■ Work order: Each line in the records that mentions the word "label" needs to be listed.

Component data from apps and pages
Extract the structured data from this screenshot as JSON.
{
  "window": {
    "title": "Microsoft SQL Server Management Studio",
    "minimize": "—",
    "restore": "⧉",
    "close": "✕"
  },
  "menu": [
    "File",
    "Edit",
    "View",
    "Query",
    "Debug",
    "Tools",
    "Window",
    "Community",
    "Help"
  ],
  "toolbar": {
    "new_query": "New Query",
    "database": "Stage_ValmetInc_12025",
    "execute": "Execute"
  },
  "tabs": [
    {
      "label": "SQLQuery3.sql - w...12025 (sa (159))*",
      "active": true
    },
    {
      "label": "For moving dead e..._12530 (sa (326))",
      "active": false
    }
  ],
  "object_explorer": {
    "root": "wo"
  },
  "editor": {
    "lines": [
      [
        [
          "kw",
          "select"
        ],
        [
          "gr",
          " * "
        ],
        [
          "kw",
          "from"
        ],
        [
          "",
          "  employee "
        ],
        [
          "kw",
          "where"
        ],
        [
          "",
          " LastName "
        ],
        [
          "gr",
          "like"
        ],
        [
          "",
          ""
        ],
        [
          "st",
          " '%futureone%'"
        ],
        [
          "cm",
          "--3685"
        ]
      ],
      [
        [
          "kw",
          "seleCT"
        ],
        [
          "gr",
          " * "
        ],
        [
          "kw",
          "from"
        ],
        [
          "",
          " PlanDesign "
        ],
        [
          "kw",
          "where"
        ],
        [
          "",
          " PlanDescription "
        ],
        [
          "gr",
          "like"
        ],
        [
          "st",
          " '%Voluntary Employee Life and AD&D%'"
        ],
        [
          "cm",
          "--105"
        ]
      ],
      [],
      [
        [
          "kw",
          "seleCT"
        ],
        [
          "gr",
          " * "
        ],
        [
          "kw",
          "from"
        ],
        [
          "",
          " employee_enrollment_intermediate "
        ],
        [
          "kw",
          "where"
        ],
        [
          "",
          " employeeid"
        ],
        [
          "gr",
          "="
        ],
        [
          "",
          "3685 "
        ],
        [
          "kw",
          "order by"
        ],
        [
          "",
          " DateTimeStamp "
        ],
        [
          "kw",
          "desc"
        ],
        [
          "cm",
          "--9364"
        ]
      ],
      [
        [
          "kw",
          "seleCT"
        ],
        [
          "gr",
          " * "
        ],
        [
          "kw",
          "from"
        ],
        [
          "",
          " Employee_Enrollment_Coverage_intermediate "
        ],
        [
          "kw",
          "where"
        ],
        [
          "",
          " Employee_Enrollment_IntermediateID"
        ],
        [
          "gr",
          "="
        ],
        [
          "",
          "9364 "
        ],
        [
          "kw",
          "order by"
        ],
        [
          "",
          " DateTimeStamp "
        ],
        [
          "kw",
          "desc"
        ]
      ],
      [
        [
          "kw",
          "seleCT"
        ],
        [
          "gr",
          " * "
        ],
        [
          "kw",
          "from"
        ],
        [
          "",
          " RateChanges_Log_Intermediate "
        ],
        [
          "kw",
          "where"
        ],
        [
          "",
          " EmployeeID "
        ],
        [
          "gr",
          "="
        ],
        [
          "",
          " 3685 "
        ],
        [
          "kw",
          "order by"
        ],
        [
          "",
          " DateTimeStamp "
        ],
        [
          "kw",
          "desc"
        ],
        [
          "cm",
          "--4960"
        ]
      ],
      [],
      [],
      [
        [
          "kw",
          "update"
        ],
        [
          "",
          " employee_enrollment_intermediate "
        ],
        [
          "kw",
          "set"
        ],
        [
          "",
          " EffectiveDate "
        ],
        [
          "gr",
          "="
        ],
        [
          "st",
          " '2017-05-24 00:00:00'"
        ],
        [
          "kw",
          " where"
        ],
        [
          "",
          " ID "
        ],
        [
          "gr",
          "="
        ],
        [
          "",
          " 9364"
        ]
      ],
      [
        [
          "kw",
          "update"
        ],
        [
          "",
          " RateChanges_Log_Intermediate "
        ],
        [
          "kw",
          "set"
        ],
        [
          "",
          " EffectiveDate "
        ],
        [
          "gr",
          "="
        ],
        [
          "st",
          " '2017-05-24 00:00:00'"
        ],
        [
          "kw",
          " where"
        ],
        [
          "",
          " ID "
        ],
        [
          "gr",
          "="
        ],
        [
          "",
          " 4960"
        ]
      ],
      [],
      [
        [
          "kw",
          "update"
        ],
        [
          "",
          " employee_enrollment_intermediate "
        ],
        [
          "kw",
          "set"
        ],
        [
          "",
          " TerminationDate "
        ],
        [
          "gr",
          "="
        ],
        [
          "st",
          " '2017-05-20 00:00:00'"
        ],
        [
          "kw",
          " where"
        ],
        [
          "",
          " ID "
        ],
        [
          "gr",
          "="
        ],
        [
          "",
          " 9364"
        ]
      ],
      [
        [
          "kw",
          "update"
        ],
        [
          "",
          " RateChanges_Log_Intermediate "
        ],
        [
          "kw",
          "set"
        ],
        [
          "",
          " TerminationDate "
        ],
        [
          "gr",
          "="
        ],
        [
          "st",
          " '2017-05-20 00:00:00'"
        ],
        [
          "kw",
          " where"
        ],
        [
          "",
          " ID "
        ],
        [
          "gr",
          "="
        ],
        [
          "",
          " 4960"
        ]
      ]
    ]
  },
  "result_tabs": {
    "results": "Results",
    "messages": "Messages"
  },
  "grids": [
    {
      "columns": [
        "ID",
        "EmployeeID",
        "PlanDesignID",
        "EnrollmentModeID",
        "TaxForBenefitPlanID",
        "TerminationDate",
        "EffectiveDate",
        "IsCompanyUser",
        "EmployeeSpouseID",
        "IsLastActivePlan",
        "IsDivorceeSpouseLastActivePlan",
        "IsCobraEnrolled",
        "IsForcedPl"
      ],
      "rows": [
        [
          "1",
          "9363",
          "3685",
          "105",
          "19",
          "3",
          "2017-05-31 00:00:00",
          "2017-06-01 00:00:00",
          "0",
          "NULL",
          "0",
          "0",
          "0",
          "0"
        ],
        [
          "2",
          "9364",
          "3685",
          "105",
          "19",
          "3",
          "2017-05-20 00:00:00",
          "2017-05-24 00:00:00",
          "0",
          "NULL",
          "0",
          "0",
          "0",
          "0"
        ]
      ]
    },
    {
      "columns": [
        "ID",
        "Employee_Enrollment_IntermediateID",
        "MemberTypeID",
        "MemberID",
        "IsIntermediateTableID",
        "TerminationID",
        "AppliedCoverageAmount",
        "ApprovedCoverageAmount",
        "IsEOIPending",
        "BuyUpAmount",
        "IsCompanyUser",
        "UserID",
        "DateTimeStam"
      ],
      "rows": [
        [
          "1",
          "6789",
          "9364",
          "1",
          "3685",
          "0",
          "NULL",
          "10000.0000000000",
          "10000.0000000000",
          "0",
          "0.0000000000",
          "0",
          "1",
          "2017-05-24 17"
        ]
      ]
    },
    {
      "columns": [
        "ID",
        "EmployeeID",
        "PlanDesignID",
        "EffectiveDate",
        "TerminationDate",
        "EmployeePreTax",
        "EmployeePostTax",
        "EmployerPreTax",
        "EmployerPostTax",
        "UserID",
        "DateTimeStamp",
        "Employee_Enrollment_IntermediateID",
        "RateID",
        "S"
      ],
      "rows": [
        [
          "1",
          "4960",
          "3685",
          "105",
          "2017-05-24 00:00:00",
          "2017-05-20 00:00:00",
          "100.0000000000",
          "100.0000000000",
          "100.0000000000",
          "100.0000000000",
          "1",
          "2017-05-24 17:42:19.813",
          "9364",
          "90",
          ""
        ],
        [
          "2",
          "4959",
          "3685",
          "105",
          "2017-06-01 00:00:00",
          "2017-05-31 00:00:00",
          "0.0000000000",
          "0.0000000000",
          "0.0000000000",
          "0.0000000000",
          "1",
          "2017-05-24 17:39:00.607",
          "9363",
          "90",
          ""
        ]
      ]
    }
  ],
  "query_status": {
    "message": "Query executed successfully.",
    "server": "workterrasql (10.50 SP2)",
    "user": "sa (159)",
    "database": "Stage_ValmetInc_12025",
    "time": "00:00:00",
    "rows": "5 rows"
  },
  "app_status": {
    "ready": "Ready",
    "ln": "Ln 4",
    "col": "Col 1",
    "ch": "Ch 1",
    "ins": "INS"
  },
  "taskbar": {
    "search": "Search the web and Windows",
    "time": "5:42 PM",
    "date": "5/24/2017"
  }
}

■ Response below:
      "label": "SQLQuery3.sql - w...12025 (sa (159))*",
      "label": "For moving dead e..._12530 (sa (326))",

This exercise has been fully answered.